For my taste, the Giulietta SS is a more interesting car than the Giulia. You have to work a little harder, but you are rewarded.
Before I forget: There were a couple of extra holes in the dash when I got the car, so I had them repaired and the dash repainted. To my knowledge, the hood louvers but are not factory. I liked them so I left them alone. Removing them would have meant repainting the hood, and I just liked its authentic look and feel too much to get into that.
The upholstery kit came from expert Matt Jones at Re-Originals. It was installed by Guy Recordon at Guy’s Upholstery in Portland.
In my opinion, this is about as honest and authentic an SS as you are going to find. Think of all those years stored indoors. No impacts or corrosion that I was aware of.
I own my Alfas to drive them, and I had this one built exactly to my specifications. If I could drive a stick, I would own it again in a heartbeat.
I’m sure there are things I am forgetting or overlooking, I will be pleased to answer any questions you might have. I think this is an honest, correct car that is ready for the tour of your choice. Like this year’s SCM 1000!
Most beautiful post war Alfa. Hands down!
the used 1600 ss we bought to run the daytona 24 in 69 had hood louvers
I have a 62 Giulia Sprint 1600 for sale in the Classifieds section if anyone is interested.

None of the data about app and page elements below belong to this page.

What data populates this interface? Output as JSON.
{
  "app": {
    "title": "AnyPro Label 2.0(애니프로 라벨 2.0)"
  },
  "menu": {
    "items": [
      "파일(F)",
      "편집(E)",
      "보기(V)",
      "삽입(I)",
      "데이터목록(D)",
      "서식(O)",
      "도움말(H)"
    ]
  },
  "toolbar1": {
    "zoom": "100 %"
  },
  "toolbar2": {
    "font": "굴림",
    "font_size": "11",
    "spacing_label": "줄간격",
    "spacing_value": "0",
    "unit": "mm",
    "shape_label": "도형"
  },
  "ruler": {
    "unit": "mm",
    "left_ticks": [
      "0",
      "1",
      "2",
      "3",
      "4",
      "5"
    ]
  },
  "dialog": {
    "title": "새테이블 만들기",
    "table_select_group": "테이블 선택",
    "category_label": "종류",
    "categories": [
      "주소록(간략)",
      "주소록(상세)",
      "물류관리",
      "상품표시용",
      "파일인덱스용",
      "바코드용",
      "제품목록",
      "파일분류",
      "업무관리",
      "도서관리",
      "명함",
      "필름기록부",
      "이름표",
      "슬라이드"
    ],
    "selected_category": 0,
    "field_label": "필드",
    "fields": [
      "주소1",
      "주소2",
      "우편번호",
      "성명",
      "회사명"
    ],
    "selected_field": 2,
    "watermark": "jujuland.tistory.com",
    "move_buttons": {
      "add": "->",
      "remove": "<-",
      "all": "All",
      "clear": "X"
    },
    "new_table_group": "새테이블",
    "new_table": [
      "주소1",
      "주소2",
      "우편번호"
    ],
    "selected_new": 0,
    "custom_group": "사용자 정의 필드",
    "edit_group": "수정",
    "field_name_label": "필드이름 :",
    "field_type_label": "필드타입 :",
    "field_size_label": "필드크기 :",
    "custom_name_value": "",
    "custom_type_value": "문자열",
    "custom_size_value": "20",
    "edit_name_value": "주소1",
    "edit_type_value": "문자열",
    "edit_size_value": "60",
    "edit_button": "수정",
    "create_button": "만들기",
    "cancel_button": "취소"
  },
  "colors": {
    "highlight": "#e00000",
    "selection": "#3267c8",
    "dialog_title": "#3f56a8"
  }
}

Might you consider doing some sort of follow up article on this? It would be interesting to see what the financial ebb and flow has been with this car as something of a case study. At the most basic level, your $83K car in 2015 was a $95K car on BAT today, with inflation and restoration expenses accounted for within the remaining $12K. Comparing this to what your actual expenses were and what the private sale price was could provide some real insight.